“Joe Pavelski has looked real strong,” Sommer said. “He had a real strong rookie tournament, he was about a point a game in the NHL exhibition schedule. Michal Macho, he’s come in here and he’s had a really good camp, but you know a veteran, Mathieu Darche has come in and also been real impressive, so you know, those are three guys we didn’t have last year, that I think can make a big impact for us up front.”
Pavelski is a seventh rounder from the 2003 Entry Draft. He played two seasons with the University of Wisconsin then opted out of his final two years of college to sign a pro contract with the Sharks. He put up 53 points in 41 games during the 2005-06 season in Wisconsin.
Tom Cavanagh will look to improve in his second year as a pro. The Harvard University grad had a late start during the 2005-06 season while he recovered from a knee injury, but went on to put up 21 points in 62 games as a rookie.
“You know he’s looked pretty good,“ said Sommer. “I think the biggest thing for him is to get his confidence going, and to stay healthy, heck if we can get him — you know I don’t like to put points on — but if he scores 15-20 goals for us this year, and is a plus player, that’ll be a big addition for us.”
Other returning players include Lukas Kaspar (LW), Mike Iggulden (RW), Tomas Plihal (LW), Jonathan Tremblay (RW) and Craig Valette (C). Kaspar returns for his second year as a pro after a 76-game rookie campaign with Cleveland, where he had 36 points and 88 penalty minutes. The promising 20-year-old wing was a Sharks first round pick in the 2004 Entry Draft. Iggulden is also entering his second year as a pro. The Cornell University graduate was signed by the Sharks as a free agent in January of 2006. He played 77 games with the Cleveland Barons during the 2005-06 season and had a total of 48 points. Plihal and Valette are both entering their fourth professional seasons, after three seasons with the Barons. Tremblay will look to stick after spending the majority of the 2005-06 season in the UHL.

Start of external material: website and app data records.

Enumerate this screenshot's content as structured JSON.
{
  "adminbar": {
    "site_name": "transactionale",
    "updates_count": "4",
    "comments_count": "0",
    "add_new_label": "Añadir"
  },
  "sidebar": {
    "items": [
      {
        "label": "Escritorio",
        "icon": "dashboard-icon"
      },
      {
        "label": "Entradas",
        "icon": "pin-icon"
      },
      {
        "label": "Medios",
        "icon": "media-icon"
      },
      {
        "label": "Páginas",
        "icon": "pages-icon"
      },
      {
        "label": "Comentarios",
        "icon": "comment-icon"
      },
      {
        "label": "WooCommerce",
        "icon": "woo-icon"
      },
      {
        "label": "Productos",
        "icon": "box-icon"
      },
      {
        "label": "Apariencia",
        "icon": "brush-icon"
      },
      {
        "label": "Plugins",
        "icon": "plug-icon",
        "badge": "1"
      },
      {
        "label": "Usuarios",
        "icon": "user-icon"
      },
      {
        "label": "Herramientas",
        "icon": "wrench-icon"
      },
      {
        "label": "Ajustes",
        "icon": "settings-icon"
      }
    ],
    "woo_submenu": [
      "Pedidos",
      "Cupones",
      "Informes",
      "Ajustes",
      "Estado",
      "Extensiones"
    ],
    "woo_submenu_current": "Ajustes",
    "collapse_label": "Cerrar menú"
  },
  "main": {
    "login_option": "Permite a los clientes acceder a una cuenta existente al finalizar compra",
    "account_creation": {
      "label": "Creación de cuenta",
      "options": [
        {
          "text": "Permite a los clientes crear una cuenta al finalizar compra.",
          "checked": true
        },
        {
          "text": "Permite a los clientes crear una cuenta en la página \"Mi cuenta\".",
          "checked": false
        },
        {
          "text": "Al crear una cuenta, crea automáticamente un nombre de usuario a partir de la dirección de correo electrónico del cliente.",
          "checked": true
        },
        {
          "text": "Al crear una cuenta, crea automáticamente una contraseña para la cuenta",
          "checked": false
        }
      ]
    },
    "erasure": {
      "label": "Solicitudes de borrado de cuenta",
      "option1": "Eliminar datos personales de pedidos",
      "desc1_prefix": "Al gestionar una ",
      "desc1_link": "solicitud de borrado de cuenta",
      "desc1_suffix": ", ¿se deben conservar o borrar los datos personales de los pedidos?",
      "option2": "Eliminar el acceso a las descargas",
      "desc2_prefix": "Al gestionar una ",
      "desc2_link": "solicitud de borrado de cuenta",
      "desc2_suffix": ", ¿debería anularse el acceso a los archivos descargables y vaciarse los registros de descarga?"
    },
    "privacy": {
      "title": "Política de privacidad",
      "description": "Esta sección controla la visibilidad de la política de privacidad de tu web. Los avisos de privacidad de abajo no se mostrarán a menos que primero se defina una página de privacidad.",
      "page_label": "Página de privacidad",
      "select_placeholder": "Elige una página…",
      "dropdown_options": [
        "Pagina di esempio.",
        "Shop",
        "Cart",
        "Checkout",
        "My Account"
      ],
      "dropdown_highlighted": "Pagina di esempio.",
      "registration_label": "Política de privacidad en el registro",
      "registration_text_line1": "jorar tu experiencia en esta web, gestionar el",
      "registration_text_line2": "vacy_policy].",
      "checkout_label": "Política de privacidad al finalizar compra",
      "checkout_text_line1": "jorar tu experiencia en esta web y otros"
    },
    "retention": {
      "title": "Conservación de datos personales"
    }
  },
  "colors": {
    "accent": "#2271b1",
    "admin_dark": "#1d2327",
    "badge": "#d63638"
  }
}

Former Bruins draft pick Ashton Rome, who went unsigned and was drafted again by the Sharks in 2006, has a new contract and is also beginning his first professional season. The 20-year-old spent the majority of the 2005-06 season with the Kamloops Blazers (WHL). Rome picked up 47 points and 103 penalty minutes in 51 games with the Blazers.
“He’s got a lot of work to do,” admitted Coach Sommer. “His game’s definitely going to have to pick up, get a lot more intense, he’s got to be more focused, but there are some good things, too. He shoots the puck a ton, and he’s a big body. When he wants to go, he can go pretty good, but he’s just got to learn that it’s going to be a grind day in and day out, and he’s got to come to the rink a little bit more focused.”
Copyright 2006 Hockey’s Future. Do not reprint or otherwise duplicate without permission of the editorial staff.